▶ **ASSIGNMENT**
Every line below should be repeated exactly.

--- DATA FOR THIS TASK ---

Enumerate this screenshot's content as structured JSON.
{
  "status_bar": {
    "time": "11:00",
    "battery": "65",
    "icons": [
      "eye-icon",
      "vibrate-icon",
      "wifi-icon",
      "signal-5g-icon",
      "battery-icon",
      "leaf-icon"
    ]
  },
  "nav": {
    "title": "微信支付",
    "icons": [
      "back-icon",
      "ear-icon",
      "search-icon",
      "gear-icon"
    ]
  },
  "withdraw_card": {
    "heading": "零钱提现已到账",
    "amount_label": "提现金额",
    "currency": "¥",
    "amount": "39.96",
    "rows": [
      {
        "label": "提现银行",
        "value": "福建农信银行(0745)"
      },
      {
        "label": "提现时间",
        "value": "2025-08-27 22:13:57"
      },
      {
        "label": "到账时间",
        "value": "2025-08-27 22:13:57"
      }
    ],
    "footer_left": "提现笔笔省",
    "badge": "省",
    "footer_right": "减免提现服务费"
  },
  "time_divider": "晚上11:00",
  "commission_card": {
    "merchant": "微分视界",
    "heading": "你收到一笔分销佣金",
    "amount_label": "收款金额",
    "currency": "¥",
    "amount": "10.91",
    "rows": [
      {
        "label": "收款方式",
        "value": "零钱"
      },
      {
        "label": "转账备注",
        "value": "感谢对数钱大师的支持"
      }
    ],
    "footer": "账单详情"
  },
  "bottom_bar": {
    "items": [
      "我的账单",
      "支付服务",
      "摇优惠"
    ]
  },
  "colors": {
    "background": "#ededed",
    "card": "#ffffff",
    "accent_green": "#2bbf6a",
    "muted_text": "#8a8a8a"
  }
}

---

▶ **RESULT OF THE EXERCISE**
Enumerate this screenshot's content as structured JSON.
{
  "status_bar": {
    "time": "11:00",
    "battery": "65",
    "icons": [
      "eye-icon",
      "vibrate-icon",
      "wifi-icon",
      "signal-5g-icon",
      "battery-icon",
      "leaf-icon"
    ]
  },
  "nav": {
    "title": "微信支付",
    "icons": [
      "back-icon",
      "ear-icon",
      "search-icon",
      "gear-icon"
    ]
  },
  "withdraw_card": {
    "heading": "零钱提现已到账",
    "amount_label": "提现金额",
    "currency": "¥",
    "amount": "39.96",
    "rows": [
      {
        "label": "提现银行",
        "value": "福建农信银行(0745)"
      },
      {
        "label": "提现时间",
        "value": "2025-08-27 22:13:57"
      },
      {
        "label": "到账时间",
        "value": "2025-08-27 22:13:57"
      }
    ],
    "footer_left": "提现笔笔省",
    "badge": "省",
    "footer_right": "减免提现服务费"
  },
  "time_divider": "晚上11:00",
  "commission_card": {
    "merchant": "微分视界",
    "heading": "你收到一笔分销佣金",
    "amount_label": "收款金额",
    "currency": "¥",
    "amount": "10.91",
    "rows": [
      {
        "label": "收款方式",
        "value": "零钱"
      },
      {
        "label": "转账备注",
        "value": "感谢对数钱大师的支持"
      }
    ],
    "footer": "账单详情"
  },
  "bottom_bar": {
    "items": [
      "我的账单",
      "支付服务",
      "摇优惠"
    ]
  },
  "colors": {
    "background": "#ededed",
    "card": "#ffffff",
    "accent_green": "#2bbf6a",
    "muted_text": "#8a8a8a"
  }
}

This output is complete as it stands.